Mom or Dad - dinner will be ready in ____ minutes
Us - okay
I bet if you stopped offering her choices she’d either accept what you give her, or start being more upfront about what she wants just to attempt to assert some control over the situation.
I wouldn’t offer her twelve choices. I understand being hungry and not knowing what you’re in the mood for. I would make two or three suggestions, then move onto Duck Duck Goose’s suggestion of “Let me know when you figure it out.”
The chameleon thing is adorable. Dana Carvey had a stand-up bit where his kids had driven him absolutely bananas all day, and finally, when he got them into bed, his son looked at him and said, “Daddy? Does God have feet?”
Thanks for the suggestions! She is VERY picky, and I was as a kid, so I indulge her a bit, which may mean I’ve strayed into overindulgence territory.
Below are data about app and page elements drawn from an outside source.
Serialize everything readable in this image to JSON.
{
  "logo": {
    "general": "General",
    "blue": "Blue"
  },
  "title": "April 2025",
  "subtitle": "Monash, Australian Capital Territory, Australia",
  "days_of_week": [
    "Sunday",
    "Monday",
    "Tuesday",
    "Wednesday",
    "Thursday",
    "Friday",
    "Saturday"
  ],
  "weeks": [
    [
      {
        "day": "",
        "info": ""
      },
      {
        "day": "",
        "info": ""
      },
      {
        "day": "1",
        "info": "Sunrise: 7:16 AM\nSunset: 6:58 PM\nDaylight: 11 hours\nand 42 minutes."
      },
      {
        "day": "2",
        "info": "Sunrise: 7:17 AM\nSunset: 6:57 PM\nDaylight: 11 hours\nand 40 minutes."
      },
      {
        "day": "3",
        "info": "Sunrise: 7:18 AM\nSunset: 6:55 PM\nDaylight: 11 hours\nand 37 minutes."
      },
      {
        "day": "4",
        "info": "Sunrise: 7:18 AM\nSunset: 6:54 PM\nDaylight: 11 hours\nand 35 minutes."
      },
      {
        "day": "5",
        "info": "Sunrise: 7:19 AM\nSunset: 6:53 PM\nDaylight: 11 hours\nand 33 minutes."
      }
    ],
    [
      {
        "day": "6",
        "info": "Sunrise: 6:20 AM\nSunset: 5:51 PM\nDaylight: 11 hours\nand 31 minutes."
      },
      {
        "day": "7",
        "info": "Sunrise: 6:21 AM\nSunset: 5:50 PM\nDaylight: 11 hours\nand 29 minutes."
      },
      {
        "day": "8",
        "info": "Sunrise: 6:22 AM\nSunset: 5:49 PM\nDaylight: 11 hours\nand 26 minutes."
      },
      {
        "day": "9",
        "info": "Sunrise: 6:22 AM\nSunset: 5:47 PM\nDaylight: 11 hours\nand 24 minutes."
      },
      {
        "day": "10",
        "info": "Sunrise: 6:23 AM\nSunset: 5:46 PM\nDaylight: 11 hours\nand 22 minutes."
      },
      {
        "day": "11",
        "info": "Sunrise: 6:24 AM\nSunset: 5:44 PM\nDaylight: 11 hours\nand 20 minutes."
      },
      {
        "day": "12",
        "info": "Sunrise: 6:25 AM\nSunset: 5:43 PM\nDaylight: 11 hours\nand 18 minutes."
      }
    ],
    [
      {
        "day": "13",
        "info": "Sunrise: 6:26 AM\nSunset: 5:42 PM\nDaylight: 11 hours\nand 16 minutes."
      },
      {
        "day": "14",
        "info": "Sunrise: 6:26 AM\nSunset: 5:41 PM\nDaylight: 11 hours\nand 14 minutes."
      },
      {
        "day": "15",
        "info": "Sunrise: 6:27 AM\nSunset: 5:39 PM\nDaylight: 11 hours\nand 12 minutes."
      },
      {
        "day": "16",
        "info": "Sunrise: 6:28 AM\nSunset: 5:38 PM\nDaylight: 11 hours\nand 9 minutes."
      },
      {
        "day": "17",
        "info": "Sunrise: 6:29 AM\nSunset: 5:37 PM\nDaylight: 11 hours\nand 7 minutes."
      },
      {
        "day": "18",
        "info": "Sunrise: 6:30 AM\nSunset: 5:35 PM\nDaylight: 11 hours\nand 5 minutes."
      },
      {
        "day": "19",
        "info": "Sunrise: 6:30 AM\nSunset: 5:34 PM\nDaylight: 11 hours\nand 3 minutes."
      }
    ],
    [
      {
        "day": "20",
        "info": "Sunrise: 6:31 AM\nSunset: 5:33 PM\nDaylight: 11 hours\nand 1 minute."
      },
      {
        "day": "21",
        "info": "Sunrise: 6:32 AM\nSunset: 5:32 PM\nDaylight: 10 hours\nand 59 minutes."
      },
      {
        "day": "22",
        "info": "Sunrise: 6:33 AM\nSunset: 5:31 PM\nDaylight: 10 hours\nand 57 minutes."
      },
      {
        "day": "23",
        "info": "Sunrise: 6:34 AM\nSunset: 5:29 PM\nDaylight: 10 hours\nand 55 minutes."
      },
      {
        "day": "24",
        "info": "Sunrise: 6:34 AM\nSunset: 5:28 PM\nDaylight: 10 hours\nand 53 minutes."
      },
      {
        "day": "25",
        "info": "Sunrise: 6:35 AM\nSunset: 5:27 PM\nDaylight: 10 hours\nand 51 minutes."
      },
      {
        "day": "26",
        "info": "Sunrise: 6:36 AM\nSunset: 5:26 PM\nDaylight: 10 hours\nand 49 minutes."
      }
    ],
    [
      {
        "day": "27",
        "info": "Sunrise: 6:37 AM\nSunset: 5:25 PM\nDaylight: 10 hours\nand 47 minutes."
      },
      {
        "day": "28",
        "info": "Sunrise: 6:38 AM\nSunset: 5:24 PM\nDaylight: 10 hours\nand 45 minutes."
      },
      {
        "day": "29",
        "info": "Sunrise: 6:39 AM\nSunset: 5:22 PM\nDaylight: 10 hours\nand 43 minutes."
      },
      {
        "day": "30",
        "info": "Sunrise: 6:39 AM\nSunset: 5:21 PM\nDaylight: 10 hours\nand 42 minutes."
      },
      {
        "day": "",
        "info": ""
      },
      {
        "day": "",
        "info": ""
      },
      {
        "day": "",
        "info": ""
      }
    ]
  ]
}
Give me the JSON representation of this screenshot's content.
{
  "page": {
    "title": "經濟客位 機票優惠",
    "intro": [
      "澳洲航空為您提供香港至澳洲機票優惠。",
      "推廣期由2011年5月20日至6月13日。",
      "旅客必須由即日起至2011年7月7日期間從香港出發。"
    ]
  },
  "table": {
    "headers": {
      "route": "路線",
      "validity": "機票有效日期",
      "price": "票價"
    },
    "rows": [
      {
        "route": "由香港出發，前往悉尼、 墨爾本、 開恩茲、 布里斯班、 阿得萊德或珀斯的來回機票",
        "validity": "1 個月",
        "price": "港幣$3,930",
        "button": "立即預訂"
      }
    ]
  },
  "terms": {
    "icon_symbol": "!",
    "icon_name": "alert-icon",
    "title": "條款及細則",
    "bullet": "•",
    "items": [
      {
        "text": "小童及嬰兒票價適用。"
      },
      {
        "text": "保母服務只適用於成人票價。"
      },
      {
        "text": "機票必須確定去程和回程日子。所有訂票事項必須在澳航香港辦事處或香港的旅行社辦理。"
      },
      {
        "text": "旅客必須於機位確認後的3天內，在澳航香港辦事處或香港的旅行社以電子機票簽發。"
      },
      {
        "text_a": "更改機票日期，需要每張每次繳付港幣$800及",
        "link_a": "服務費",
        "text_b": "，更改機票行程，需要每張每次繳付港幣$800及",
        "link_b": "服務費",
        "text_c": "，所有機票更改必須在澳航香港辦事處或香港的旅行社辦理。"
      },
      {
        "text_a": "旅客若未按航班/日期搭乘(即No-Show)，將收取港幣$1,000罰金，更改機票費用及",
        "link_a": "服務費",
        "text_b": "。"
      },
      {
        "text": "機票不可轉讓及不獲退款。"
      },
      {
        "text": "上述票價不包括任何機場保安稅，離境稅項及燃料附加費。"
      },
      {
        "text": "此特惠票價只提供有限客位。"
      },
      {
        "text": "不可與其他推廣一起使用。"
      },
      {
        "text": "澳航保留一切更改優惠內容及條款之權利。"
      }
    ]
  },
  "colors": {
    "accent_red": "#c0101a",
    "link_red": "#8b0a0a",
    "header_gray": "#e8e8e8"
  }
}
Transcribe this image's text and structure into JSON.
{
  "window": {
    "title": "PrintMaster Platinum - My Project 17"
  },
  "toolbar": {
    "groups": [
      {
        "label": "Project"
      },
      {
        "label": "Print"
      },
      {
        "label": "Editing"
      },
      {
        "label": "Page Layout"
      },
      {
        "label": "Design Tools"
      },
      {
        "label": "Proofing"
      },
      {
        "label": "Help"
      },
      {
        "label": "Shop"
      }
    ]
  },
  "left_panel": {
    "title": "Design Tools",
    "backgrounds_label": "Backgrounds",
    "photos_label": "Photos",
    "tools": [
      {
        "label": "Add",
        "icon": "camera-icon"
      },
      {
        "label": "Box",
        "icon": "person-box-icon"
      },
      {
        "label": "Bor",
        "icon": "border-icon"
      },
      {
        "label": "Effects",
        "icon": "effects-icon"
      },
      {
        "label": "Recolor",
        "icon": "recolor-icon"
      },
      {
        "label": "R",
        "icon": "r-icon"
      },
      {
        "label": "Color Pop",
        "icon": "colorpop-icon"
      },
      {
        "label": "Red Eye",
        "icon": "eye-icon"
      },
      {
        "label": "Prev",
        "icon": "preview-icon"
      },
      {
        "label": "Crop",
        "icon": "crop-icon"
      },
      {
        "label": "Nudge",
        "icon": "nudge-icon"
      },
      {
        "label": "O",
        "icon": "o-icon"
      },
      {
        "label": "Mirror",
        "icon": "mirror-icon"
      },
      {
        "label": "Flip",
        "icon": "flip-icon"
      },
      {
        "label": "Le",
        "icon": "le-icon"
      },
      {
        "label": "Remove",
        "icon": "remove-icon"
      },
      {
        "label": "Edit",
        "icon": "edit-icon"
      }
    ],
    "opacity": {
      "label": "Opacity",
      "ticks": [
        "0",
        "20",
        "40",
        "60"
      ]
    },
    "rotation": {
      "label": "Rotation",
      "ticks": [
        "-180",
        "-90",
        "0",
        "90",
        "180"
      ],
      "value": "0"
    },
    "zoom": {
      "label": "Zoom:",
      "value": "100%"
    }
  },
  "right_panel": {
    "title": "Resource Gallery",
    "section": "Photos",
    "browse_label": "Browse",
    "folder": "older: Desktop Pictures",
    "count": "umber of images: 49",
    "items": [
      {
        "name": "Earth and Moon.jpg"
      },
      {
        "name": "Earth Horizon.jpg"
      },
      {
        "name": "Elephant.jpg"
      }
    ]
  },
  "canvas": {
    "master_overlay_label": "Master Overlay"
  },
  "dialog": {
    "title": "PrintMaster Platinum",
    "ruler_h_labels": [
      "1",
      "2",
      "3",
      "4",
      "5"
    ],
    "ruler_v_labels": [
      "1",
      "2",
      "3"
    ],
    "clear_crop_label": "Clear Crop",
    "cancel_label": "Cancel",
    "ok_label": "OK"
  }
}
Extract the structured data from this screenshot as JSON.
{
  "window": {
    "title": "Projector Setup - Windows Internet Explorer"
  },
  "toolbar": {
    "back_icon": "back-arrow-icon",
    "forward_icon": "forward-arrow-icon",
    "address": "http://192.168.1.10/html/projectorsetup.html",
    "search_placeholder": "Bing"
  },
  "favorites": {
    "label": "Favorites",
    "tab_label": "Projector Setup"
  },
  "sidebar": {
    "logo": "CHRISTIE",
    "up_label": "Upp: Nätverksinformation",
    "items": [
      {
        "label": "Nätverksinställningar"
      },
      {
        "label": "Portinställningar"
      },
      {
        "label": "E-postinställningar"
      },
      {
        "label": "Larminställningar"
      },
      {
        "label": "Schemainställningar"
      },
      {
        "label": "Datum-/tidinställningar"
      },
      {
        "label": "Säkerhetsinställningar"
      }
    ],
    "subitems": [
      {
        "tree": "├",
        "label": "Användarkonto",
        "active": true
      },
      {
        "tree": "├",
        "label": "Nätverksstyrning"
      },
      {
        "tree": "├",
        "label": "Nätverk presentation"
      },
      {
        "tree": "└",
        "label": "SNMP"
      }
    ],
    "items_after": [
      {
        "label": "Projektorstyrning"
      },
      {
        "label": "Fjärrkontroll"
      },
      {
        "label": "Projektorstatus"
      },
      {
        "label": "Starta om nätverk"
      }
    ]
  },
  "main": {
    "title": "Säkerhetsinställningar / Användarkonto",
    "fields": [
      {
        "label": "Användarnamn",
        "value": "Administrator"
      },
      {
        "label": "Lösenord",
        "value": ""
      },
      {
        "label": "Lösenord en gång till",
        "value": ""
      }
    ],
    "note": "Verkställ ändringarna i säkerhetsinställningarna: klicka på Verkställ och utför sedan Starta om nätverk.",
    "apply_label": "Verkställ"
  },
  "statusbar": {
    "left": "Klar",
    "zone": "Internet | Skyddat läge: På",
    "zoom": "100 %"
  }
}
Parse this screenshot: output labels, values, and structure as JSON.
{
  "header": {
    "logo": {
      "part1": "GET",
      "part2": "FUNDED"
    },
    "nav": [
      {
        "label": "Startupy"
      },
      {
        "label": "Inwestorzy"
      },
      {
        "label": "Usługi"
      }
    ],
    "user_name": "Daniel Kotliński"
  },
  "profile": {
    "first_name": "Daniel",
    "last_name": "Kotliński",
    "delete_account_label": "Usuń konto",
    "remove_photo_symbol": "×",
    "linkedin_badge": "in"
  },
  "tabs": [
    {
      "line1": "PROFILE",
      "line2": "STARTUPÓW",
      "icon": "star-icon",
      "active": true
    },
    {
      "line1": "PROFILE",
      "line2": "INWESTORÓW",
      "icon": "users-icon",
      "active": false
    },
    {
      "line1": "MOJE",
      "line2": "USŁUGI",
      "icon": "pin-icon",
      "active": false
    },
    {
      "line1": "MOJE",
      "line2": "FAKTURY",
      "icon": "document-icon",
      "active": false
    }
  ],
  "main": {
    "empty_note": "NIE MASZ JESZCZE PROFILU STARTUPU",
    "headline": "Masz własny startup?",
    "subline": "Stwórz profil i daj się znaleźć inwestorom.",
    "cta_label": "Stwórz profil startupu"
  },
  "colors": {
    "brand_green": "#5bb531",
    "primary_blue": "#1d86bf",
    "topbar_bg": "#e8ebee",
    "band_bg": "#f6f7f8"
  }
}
But this is usually for snacks, or for breakfast, and I also don’t actually offer twelve things anymore. Sometimes I’ll offer a couple things to choose from, sometimes I’ll come up with one idea, and if the answer is “NOOOO!” my response is “OK, you don’t have to eat it.”
Lately we’ve tried a new approach at dinner that’s kind of working. Not only is what’s for dinner the only choice, but I try to make one thing she likes OK, and give her a medium-small portion of it, with one tiny bite of each item she “doesn’t like” (i.e., has never tried and is horrified by the mere thought of). She doesn’t have to eat anything she doesn’t want, but if she wants seconds of the favored food, she has to eat the other stuff first. So far she has tasted and spat out a couple new items, and gone to bed slightly hungry a bunch of times, but trust me, that is amazing progress.
But in the past few months, she has weaned, given up diapers at night, made big leaps in pre-reading and artistic ability, learned to swim by herself, prepared for starting school, and learned we’re having a new baby. I try to cut her some slack when I can.